I think everyone is aware that I am a die-hard Dodgers fan (with due apologies to any Giants fans who may be reading this). Today I want to make a note about the dominant performance turned in by Clayton Kershaw last night, which I didn’t see–I live without television–but most of which I heard on the radio.
I plan to use books about baseball teams to teach a course on what differentiates a great baseball team from a good one–you can find an explanation towards the bottom of https://greatbooksdude.wordpress.com/a-list-of-potential-classes/. I am not only going to teach books about classical literature, as my goal in general is to teach on how to process and absorb information of all kinds. This course would discuss the early 1900s Giants, the 1919 Black Sox, the 1960 Reds, the 1964 Cardinals and Yankees, the 2001 Yankees and the 2003 A’s, among others, and would look at book-length descriptions of events surrounding the teams to explore everything from batting averages to power to defense and speed to pitching, looking at how they help determine who wins multiple World Series titles and who doesn’t. They would also examine clubhouse attributes and managerial tendencies and roster composition.
One thing that would come up fairly frequently–as it is common knowledge and clearly true–is the value of starting pitching to a great team.
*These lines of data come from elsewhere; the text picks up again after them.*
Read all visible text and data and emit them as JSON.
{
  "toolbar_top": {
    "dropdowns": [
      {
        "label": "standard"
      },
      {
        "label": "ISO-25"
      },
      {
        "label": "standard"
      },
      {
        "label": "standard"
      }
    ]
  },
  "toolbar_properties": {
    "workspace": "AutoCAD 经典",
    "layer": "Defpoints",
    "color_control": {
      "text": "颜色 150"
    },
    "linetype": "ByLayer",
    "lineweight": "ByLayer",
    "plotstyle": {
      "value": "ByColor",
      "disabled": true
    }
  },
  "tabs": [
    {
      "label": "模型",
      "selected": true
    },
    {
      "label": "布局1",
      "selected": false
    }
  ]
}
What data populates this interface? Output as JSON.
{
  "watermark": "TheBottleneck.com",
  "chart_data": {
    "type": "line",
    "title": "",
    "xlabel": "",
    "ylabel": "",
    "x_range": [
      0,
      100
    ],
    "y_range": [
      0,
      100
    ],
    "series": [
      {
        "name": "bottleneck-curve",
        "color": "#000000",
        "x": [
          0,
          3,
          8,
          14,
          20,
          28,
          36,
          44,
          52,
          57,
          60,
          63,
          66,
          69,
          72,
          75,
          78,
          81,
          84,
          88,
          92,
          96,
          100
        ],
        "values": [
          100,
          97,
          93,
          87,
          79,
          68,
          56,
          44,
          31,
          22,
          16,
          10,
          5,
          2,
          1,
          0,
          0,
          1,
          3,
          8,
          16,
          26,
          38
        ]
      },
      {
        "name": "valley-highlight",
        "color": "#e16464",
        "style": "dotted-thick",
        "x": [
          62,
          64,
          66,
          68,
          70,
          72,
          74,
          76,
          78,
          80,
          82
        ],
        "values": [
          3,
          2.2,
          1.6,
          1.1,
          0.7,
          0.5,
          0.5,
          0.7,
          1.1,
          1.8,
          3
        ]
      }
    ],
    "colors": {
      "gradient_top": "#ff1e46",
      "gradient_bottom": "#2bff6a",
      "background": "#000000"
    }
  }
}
While I am not yet going to place the Dodgers in the category of great teams–they have not won one World Series, let alone multiple titles–what is increasingly clear as Kershaw develops (what do I mean develops–isn’t he already the greatest pitcher of the modern era??) is that the Dodgers have the right stuff to wind up in this class of teams.
And boy, am I a happy guy!